BSE is a neurodegenerative disease in cattle. Mad Cow focuses on one family in particular, and accompanying characters, who struggle with this tragedy as it devastates several Alberta farmers and ranchers. Throw in some rural vernacular like Allyson’s dad saying, “You couldn’t fart in this town without half of the town hearing about it,” and urbanites like Webster learn a lot more than just about mad cow disease.
Readers have commented on the poetic cadence in Mad Cow and its metaphorical prose. “I don’t consciously use poetic elements. When I became a writer, I tried everything at once: journalism, fiction, poetry….”
Every journalism job Kienlen has held has been tied to agriculture, largely due to her international relations education and food security certificate. After completing international internships, she worked in Wainwright, then at The Daily Grande Prairie Herald Tribune, and then at Alberta Farmer. Working in and having lived twice in small towns helped Kienlen create authentic characters.
“The characters in my books don’t talk to me. It’s more like I discover them and feel like I have to tell their story. Like Donna. Some people love small towns.”
Donna and her daughter are the main storytellers. Donna struggles to be the farm wife Gord needs. Through her struggle and the very poignant scene of having to shoot some cattle, Donna remembers learning how to handle a firearm. She then makes a key decision.

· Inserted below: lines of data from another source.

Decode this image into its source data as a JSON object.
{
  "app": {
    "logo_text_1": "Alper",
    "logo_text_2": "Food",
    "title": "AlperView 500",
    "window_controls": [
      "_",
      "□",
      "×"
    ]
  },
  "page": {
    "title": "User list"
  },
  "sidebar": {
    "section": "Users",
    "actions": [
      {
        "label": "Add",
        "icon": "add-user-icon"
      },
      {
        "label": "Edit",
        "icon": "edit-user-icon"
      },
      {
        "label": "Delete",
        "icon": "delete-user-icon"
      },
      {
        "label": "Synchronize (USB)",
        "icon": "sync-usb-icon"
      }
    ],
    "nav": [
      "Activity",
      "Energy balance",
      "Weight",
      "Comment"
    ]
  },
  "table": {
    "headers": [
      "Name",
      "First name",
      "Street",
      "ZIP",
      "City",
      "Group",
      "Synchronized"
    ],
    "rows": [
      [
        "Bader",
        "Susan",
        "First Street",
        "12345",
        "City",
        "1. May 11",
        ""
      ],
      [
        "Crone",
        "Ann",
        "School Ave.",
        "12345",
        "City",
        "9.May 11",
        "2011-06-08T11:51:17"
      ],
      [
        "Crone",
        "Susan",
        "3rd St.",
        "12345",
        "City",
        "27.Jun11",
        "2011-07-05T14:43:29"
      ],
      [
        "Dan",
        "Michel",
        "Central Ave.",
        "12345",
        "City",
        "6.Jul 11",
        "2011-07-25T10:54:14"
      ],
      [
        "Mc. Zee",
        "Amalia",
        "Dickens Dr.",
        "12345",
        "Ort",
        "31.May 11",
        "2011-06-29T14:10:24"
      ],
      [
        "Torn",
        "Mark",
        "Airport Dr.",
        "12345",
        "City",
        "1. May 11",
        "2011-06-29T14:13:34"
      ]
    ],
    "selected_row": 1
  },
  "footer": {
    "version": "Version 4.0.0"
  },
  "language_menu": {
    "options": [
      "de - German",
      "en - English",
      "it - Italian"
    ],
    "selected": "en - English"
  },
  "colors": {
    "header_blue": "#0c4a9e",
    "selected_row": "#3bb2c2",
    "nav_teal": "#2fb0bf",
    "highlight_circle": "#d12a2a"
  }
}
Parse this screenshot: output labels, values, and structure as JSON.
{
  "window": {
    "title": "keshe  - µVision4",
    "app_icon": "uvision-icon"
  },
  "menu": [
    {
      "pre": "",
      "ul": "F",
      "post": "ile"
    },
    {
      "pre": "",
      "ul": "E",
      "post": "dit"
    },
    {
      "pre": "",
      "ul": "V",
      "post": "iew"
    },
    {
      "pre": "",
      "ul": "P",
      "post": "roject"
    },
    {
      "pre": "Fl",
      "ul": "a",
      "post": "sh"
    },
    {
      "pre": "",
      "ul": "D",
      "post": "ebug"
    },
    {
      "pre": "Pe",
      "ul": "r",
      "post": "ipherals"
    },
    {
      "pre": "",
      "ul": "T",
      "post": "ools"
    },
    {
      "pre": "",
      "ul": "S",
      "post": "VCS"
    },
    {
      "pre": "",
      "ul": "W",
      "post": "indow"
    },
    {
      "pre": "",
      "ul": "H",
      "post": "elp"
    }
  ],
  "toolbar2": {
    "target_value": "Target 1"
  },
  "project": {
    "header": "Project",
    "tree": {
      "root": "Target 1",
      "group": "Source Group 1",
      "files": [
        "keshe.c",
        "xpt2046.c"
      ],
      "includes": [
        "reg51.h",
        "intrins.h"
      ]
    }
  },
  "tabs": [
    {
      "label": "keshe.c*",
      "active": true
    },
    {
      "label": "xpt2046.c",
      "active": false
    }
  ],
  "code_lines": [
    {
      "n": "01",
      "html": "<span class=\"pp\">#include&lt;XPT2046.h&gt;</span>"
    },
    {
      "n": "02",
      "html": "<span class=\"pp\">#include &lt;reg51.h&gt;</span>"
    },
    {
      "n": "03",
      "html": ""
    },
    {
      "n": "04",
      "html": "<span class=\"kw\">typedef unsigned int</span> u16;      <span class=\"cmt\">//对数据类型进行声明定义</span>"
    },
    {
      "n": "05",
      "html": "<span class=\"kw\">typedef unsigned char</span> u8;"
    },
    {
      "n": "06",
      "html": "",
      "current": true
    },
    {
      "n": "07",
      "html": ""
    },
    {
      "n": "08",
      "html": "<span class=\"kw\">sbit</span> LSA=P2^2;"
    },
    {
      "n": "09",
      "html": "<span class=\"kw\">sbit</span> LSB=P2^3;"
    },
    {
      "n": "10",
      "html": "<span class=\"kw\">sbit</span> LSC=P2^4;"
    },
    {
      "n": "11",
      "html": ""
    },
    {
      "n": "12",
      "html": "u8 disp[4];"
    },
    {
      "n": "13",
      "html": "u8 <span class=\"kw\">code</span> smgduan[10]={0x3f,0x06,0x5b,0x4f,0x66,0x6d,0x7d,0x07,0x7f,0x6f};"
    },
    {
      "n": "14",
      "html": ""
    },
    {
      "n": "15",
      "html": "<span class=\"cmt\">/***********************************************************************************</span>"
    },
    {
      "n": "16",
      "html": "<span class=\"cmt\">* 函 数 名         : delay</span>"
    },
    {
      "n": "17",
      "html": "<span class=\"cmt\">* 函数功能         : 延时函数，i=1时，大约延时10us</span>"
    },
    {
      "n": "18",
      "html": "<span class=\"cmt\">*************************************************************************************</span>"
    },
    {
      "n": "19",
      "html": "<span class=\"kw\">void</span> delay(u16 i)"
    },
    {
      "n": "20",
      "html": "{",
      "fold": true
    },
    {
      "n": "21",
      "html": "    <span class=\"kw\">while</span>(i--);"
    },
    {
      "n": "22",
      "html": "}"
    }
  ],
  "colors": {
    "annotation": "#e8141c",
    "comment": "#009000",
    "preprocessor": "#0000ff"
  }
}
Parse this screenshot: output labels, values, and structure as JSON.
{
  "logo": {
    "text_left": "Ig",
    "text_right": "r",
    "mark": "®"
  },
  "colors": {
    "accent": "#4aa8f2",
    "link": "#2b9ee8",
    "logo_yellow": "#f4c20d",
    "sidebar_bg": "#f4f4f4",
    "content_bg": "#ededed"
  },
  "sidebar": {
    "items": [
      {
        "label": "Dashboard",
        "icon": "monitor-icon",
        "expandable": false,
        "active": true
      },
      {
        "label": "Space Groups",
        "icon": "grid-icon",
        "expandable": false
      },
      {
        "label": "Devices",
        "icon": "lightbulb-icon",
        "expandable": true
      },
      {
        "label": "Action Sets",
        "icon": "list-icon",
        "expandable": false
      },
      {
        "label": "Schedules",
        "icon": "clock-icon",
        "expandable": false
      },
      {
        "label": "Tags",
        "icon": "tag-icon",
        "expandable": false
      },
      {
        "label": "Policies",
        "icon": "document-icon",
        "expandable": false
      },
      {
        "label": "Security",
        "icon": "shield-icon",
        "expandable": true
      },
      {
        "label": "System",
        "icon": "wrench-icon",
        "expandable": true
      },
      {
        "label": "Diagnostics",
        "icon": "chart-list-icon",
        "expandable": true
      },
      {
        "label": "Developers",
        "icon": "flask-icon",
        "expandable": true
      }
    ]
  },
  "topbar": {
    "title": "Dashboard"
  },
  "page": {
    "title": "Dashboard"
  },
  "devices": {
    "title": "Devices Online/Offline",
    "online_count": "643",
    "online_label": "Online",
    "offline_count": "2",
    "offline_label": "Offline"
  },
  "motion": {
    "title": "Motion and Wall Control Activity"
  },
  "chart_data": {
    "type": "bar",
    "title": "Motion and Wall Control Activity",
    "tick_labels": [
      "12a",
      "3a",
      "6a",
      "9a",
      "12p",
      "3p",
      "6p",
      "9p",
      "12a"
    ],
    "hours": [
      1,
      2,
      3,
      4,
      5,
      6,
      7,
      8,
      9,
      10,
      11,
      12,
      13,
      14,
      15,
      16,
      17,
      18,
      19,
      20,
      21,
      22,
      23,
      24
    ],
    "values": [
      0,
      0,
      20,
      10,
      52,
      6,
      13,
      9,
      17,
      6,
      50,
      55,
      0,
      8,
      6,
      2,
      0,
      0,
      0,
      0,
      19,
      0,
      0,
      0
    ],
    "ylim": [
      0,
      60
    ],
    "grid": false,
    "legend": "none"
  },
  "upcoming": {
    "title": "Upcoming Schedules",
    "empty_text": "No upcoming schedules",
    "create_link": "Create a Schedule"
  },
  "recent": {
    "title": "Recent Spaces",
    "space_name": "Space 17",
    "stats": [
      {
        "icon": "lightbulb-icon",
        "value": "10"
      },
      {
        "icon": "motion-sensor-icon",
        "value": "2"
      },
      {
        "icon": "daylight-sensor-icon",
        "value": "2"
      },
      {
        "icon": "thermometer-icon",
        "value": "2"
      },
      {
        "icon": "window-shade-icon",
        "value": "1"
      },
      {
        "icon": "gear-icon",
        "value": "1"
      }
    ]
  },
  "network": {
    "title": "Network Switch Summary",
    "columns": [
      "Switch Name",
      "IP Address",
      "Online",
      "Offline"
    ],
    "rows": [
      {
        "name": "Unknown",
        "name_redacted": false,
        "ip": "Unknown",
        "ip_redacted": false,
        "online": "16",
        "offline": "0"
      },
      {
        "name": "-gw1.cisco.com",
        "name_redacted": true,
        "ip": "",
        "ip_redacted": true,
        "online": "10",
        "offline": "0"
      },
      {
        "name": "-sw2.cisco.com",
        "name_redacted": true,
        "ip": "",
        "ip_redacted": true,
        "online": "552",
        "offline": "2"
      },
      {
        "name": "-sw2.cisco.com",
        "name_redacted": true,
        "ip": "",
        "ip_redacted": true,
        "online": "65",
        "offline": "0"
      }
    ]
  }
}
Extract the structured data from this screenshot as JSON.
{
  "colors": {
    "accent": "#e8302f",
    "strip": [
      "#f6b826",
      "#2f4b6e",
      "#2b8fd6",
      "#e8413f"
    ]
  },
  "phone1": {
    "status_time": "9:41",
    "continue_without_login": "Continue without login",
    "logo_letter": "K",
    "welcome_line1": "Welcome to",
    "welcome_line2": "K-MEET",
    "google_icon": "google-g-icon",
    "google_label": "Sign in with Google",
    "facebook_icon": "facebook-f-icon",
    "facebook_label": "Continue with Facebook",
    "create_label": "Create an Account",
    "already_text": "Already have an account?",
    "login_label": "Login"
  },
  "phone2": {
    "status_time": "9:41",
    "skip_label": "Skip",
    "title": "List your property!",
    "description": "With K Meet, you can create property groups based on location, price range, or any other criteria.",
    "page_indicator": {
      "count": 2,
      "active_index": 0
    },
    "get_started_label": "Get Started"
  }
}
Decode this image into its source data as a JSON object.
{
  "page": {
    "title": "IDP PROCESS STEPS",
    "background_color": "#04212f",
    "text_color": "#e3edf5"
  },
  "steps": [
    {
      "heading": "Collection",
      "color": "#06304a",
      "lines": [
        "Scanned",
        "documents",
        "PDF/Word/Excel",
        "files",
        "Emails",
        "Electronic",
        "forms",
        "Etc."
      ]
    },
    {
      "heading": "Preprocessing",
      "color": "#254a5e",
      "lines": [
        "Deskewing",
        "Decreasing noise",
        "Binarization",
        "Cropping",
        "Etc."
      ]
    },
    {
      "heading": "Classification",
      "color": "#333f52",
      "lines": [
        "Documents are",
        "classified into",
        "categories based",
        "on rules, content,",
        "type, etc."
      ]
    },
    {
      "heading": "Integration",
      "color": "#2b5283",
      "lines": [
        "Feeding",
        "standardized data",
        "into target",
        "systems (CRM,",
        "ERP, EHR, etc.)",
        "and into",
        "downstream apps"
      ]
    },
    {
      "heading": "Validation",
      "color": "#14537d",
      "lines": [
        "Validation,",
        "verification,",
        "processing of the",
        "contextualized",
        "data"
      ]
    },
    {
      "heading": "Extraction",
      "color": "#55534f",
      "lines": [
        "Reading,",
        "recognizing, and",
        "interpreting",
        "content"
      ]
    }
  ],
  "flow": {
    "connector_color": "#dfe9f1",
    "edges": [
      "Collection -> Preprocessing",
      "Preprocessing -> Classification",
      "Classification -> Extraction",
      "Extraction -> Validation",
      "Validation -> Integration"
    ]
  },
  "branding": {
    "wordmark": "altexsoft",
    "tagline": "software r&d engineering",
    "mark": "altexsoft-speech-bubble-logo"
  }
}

Kienlen seamlessly weaves in the story of realistic families under stress, pop culture, world events (such as the twin towers falling), a gay RCMP officer, vegetarianism (yes, in beef country), and small town dynamics. All these elements serve the central tale of how small farmers and ranchers lost so much in the wake of BSE.
Few urbanites know anything about the devastation of BSE. Kienlen, in her debut novel, offers fiction that entertains and educates proving once again, it is the poets and novelists who are integral in bridging the gap between scientists and the masses.
Any proud Albertan is bound to cry and laugh and learn some Alberta history of which most people remain blissfully unaware.
Featured Image: Alexis Kienlen with her debut novel, Mad Cow. | Rusti L Lehay